Most of us use our computers to manage some of the most important aspects of our lives, from our personal and business finances to recording our private lives to conducting most of our communications. If someone can break into our computers, they can steal our information, our identities, and generally make our lives miserable.
A recent paper, published by a joint research tem from the State University of New York at Binghamton, and the University of California Riverside, alleges that certain processors are inherently flawed and open to attack, according to Ars Technica. The flaw works against a specific method used by modern operating systems, including both Windows and MacOS, to keep systems secure called “address space layout randomization,” or ASLR.

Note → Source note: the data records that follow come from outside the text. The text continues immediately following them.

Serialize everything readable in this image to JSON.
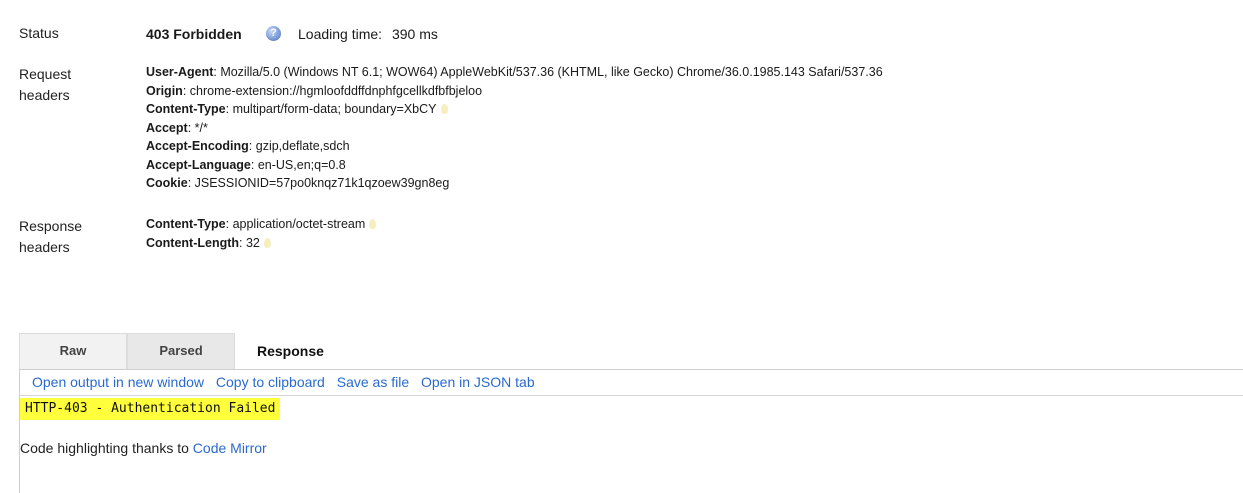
{
  "status": {
    "label": "Status",
    "code": "403 Forbidden",
    "loading_label": "Loading time:",
    "loading_value": "390 ms"
  },
  "request_headers": {
    "label_line1": "Request",
    "label_line2": "headers",
    "items": [
      {
        "name": "User-Agent",
        "value": ": Mozilla/5.0 (Windows NT 6.1; WOW64) AppleWebKit/537.36 (KHTML, like Gecko) Chrome/36.0.1985.143 Safari/537.36"
      },
      {
        "name": "Origin",
        "value": ": chrome-extension://hgmloofddffdnphfgcellkdfbfbjeloo"
      },
      {
        "name": "Content-Type",
        "value": ": multipart/form-data; boundary=XbCY"
      },
      {
        "name": "Accept",
        "value": ": */*"
      },
      {
        "name": "Accept-Encoding",
        "value": ": gzip,deflate,sdch"
      },
      {
        "name": "Accept-Language",
        "value": ": en-US,en;q=0.8"
      },
      {
        "name": "Cookie",
        "value": ": JSESSIONID=57po0knqz71k1qzoew39gn8eg"
      }
    ]
  },
  "response_headers": {
    "label_line1": "Response",
    "label_line2": "headers",
    "items": [
      {
        "name": "Content-Type",
        "value": ": application/octet-stream"
      },
      {
        "name": "Content-Length",
        "value": ": 32"
      }
    ]
  },
  "tabs": {
    "raw": "Raw",
    "parsed": "Parsed",
    "response_title": "Response"
  },
  "toolbar": {
    "open_new_window": "Open output in new window",
    "copy_clipboard": "Copy to clipboard",
    "save_file": "Save as file",
    "open_json": "Open in JSON tab"
  },
  "output": {
    "code_line": "HTTP-403 - Authentication Failed",
    "credit_text": "Code highlighting thanks to ",
    "credit_link": "Code Mirror"
  },
  "colors": {
    "link": "#2a6ad0",
    "highlight": "#ffff3b"
  },
  "icons": {
    "help": "help-icon",
    "hint": "lightbulb-icon"
  }
}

Basically, ASLR jumbles up the memory locations where applications store their code, making it more difficult for exploits to take over a system. Instead, attacks are more likely to cause the computer to simply crash — an inconvenience to users and a potential source of data loss, but far preferable to allowing a hacker to assume control.
The flaw in Intel’s processors, which was demonstrated in Linux running on a system utilizing a Haswell chip, allows attackers to bypass ASLR. On a more technical level, a vulnerability exists in the processor’s branch predictor that allowed the researchers to identify where chunks of code would be stored. This basically represents a “side channel” in the branch predictor that attackers can use to get around ASLR, making predictable something that should be unpredictable.
As the researchers put it, “ASLR is an important defense deployed by all commercial operating systems. It is often the only line of defense that prevents an attacker from exploiting any of a wide range of attacks (those that rely on knowing the memory layout of the victim). A weakness in the hardware that allows ASLR to be bypassed can open the door to many attacks that are stopped by ASLR. It also highlights the need for CPU designers to be aware of security as part of the design of new processors.”
Intel is checking into the research, and the researchers go beyond merely alerting the industry to the potential vulnerability by offering a number of ways to reduce the likelihood of attack via hardware and software. The details of the exploit are contained in the paper titled “Jump Over ASLR: Attacking the Branch Predictor to Bypass ASLR” that was presented on October 18 at the IEEE/ACM International Symposium on Microarchitecture held in Taiwan.
- First Spectre, now BranchScope — another vulnerability in Intel processors
- Intel opens bug hunt to all security researchers, offers possible $250K payout
- Microsoft will pay you up to $250,000 to find Spectre-like flaws
- AMD is working on fixes for the reported Ryzenfall, MasterKey vulnerabilities
- New ‘Prime’ Meltdown, Spectre exploits outlined by Nvidia, Princeton University